• EXTRACTED DATA
- Opening Delimiter -

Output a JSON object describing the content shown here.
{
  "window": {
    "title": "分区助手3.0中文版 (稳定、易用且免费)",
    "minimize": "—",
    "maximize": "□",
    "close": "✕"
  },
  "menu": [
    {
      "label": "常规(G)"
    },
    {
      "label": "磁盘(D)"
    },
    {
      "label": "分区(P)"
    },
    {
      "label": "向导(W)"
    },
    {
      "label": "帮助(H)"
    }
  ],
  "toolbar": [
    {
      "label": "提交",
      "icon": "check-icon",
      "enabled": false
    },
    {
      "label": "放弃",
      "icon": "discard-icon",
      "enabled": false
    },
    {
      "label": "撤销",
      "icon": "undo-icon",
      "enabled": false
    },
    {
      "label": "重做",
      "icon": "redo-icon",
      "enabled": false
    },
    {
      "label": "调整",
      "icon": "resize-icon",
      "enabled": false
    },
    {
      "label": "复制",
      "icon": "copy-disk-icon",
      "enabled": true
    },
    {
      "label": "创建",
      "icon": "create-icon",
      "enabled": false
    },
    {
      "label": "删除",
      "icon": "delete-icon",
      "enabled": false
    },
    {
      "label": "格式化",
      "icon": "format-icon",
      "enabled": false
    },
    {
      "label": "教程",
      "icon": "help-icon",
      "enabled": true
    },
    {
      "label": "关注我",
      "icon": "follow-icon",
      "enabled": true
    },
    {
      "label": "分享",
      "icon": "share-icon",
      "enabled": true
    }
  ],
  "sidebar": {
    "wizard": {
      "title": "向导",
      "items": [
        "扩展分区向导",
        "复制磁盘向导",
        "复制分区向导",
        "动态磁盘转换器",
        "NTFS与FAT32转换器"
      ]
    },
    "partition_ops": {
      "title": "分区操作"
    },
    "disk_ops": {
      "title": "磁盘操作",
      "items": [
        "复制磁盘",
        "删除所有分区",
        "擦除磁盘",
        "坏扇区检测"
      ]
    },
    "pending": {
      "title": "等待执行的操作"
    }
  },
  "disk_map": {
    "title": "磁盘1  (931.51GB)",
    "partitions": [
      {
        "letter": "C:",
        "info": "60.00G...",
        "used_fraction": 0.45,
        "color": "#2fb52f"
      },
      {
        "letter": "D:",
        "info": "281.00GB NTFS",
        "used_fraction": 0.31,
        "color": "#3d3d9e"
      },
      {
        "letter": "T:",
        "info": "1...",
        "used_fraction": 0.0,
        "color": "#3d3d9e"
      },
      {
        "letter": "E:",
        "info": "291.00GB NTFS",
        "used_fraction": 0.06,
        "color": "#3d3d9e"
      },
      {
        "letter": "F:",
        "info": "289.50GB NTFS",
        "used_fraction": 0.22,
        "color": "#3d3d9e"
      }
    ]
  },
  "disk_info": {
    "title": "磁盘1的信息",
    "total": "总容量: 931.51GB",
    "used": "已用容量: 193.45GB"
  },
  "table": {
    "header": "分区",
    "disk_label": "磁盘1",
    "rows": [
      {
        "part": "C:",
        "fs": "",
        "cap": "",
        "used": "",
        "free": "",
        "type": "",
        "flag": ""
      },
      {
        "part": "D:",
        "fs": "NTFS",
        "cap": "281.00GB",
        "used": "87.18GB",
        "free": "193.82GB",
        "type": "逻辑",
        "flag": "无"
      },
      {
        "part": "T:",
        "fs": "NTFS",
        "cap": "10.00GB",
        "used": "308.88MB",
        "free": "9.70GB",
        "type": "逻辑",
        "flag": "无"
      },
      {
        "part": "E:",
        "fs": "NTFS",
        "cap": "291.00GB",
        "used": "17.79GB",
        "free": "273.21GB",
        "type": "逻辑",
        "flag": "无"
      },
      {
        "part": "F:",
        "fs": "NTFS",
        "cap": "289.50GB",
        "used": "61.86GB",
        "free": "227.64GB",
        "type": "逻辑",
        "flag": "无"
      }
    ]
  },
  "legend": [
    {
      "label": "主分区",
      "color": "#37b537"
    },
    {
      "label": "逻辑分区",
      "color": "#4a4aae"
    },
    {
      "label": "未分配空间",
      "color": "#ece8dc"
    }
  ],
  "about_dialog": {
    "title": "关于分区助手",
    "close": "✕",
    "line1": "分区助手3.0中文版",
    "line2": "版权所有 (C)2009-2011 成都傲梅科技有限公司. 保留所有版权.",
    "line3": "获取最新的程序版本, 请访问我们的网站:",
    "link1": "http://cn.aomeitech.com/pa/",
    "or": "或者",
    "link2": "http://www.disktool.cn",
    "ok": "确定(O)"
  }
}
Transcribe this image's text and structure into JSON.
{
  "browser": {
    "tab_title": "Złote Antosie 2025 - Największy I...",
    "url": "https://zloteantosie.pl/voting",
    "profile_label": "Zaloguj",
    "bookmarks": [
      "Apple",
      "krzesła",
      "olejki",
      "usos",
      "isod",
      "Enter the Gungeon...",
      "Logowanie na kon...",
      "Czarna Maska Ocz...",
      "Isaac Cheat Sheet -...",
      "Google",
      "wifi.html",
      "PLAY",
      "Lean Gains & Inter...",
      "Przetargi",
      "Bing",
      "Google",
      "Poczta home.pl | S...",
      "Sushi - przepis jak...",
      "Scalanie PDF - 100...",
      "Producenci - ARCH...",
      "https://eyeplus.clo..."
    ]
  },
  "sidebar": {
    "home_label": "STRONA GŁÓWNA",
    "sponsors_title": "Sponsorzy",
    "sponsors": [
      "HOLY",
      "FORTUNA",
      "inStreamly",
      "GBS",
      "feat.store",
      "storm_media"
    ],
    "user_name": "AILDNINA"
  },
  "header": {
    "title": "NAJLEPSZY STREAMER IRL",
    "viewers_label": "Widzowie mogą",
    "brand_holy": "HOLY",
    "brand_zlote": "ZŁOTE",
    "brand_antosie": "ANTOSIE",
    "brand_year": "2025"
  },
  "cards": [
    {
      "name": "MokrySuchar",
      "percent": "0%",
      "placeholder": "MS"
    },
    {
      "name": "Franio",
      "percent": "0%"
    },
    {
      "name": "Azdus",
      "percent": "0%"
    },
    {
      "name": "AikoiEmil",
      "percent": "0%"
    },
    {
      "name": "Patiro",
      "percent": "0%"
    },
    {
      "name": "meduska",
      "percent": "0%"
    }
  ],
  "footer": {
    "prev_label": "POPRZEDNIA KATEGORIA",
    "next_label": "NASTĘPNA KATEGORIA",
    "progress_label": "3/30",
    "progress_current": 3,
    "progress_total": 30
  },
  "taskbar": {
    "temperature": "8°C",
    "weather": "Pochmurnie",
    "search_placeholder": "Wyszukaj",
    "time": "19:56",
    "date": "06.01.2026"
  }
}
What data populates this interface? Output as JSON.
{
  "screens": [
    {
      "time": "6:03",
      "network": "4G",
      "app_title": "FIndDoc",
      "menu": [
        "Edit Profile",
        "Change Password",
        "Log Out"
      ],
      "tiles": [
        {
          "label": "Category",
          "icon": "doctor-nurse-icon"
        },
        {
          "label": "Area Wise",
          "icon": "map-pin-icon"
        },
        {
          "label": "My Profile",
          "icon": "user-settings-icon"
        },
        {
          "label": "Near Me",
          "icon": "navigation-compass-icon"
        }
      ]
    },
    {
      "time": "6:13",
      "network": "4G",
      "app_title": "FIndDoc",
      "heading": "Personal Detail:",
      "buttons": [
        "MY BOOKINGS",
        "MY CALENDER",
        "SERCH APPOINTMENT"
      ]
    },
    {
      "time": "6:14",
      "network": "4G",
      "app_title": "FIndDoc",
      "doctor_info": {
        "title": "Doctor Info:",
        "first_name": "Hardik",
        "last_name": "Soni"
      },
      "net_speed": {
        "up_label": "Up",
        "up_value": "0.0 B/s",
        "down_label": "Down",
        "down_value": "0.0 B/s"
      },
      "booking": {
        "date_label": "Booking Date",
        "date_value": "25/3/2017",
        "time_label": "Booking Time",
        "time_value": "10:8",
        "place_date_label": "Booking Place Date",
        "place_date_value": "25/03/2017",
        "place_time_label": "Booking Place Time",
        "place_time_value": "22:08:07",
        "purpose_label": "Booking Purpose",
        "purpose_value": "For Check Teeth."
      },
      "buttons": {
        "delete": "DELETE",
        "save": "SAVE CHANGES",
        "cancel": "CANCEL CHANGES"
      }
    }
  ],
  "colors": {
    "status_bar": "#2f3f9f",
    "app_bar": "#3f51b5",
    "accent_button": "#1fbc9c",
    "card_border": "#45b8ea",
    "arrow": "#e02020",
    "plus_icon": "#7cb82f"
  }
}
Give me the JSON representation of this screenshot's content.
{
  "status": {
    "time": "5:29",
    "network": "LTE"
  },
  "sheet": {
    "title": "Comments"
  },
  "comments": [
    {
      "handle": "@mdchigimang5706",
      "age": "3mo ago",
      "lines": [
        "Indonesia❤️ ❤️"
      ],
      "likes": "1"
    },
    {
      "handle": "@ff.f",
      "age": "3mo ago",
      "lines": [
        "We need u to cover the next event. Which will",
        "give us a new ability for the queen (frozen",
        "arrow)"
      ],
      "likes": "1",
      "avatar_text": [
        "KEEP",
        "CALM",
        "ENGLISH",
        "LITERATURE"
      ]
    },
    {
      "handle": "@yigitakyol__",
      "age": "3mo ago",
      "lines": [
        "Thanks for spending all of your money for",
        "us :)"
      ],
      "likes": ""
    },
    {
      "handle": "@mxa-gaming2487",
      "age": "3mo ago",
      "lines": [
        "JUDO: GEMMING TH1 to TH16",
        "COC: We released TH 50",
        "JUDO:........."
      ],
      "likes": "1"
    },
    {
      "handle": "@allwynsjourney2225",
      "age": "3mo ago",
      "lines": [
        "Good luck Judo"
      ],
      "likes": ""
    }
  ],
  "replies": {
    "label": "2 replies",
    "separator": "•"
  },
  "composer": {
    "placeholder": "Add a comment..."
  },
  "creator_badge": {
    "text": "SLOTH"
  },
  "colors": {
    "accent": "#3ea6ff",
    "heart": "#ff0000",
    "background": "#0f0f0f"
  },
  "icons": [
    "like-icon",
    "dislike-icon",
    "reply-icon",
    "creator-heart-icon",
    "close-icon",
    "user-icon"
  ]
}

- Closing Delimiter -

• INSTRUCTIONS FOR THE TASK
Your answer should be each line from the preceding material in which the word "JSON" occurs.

• ANSWER AREA
Output a JSON object describing the content shown here.
Transcribe this image's text and structure into JSON.
What data populates this interface? Output as JSON.
Give me the JSON representation of this screenshot's content.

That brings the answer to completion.